On every line of the listing, check for "Create"; copy the lines that have it.

*** Exercise materials Section Begins ***

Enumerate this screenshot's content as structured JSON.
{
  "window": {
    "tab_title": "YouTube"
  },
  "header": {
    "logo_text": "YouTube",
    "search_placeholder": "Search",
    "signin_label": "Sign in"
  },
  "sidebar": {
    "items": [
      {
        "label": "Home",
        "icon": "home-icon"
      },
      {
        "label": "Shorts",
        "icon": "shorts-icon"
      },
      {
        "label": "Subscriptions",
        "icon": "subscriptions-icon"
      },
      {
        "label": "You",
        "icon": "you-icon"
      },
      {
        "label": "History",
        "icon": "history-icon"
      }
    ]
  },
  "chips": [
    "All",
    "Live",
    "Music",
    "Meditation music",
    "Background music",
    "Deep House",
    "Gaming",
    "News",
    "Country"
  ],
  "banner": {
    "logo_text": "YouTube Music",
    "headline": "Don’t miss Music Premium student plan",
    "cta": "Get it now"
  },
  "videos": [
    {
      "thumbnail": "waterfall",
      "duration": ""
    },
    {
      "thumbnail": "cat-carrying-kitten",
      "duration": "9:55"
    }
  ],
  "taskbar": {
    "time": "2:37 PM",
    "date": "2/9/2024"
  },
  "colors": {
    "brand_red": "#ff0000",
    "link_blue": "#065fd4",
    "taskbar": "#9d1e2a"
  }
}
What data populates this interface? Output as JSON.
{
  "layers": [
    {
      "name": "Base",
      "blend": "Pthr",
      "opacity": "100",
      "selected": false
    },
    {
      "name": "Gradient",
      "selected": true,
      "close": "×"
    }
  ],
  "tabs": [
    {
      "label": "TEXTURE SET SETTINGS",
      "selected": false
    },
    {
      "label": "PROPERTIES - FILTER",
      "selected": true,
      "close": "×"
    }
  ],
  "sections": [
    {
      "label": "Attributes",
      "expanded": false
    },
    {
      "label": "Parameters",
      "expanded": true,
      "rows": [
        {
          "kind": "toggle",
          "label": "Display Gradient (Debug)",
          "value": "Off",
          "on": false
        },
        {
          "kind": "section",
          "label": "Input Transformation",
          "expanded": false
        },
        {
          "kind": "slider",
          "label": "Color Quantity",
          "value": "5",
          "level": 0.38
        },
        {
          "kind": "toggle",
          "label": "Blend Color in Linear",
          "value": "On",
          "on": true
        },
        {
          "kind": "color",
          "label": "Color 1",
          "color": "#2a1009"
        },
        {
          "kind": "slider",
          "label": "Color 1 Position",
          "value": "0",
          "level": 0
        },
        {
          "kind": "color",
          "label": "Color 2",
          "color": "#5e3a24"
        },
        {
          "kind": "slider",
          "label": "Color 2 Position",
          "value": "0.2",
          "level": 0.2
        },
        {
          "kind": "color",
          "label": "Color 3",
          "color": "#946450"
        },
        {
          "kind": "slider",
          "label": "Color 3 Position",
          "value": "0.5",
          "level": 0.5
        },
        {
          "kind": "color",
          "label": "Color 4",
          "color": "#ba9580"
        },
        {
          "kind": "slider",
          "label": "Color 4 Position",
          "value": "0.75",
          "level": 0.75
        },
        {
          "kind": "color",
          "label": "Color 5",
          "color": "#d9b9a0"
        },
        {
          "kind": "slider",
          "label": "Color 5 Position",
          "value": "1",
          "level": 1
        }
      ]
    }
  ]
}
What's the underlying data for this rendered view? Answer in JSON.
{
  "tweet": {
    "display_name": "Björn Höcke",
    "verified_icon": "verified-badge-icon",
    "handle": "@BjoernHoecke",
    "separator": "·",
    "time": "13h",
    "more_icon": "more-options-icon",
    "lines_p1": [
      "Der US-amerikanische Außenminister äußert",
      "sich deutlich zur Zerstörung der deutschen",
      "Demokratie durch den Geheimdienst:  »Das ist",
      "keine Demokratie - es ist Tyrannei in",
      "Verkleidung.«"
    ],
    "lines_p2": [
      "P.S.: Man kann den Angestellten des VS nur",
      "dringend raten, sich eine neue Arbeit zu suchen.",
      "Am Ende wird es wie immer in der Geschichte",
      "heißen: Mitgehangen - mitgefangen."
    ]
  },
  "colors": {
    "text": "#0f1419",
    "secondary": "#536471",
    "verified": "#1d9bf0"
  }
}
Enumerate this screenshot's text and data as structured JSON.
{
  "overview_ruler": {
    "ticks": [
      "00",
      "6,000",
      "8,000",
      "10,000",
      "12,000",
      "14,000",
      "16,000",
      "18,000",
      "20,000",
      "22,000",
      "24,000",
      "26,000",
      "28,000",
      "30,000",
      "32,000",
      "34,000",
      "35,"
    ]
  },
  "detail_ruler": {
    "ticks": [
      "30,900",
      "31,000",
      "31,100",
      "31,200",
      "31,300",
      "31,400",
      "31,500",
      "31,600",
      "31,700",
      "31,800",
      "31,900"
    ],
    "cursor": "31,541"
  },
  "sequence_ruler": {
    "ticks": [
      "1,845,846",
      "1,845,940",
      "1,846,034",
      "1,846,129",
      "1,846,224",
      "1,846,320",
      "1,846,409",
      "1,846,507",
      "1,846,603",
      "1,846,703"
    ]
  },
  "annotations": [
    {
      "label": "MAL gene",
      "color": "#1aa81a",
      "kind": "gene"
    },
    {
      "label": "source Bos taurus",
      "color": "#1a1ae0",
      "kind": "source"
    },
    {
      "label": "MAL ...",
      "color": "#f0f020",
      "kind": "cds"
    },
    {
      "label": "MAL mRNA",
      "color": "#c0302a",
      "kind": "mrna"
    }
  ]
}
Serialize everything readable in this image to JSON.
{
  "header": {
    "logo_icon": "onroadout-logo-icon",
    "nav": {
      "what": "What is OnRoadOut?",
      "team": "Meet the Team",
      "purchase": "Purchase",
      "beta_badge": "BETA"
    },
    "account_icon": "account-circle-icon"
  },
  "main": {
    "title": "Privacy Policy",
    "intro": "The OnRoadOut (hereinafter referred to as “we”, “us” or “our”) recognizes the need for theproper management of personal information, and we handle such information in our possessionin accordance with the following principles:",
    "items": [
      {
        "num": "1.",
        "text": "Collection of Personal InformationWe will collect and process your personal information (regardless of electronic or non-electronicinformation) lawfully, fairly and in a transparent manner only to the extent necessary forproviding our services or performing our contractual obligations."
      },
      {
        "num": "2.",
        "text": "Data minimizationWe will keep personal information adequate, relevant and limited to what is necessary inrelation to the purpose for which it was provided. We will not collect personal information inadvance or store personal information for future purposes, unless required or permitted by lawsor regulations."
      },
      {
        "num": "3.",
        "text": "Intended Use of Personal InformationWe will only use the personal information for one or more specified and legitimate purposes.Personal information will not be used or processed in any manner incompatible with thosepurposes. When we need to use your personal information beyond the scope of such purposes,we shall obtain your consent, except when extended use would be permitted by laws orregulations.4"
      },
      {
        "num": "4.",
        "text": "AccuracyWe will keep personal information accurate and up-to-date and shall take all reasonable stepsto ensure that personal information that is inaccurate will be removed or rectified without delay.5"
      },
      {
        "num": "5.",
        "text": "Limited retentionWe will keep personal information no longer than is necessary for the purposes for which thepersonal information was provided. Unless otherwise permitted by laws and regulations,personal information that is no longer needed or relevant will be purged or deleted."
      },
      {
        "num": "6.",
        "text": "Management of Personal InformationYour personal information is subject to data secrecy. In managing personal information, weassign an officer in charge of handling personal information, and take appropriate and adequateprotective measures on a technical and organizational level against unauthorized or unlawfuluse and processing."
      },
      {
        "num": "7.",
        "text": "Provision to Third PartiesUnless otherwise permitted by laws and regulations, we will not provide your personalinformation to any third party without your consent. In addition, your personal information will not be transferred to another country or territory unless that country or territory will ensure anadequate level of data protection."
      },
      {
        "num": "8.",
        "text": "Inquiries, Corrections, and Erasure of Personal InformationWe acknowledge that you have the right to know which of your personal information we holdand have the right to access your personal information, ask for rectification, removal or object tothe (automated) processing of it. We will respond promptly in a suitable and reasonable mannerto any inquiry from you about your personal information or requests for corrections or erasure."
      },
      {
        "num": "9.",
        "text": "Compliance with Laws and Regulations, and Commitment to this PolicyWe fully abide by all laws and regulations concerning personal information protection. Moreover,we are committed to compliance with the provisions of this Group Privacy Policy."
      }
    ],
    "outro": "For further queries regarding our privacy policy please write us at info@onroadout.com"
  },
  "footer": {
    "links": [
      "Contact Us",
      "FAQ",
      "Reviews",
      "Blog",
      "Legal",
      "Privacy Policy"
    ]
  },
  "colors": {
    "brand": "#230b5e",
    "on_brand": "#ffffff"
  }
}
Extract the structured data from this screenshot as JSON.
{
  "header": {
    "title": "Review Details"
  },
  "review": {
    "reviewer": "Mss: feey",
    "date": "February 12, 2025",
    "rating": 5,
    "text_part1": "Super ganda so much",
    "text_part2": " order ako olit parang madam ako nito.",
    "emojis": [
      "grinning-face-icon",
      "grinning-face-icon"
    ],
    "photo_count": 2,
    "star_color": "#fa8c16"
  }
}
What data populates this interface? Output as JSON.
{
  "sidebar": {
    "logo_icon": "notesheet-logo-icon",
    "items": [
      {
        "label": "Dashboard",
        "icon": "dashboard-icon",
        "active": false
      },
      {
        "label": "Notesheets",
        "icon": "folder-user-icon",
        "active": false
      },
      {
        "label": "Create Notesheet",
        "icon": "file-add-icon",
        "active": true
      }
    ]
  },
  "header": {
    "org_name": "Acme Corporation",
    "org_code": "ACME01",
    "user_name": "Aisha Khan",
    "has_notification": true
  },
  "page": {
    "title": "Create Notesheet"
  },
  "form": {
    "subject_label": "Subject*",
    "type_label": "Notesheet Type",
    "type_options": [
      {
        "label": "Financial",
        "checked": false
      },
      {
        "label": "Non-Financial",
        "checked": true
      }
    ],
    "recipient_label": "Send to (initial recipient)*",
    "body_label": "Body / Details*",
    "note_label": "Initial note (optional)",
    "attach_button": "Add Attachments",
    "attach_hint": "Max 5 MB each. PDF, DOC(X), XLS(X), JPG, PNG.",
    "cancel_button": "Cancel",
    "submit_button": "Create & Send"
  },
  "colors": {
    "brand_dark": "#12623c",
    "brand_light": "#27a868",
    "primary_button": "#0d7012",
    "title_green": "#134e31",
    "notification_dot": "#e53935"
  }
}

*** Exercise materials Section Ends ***

■ Response:
        "label": "Create Notesheet",
    "title": "Create Notesheet"
    "submit_button": "Create & Send"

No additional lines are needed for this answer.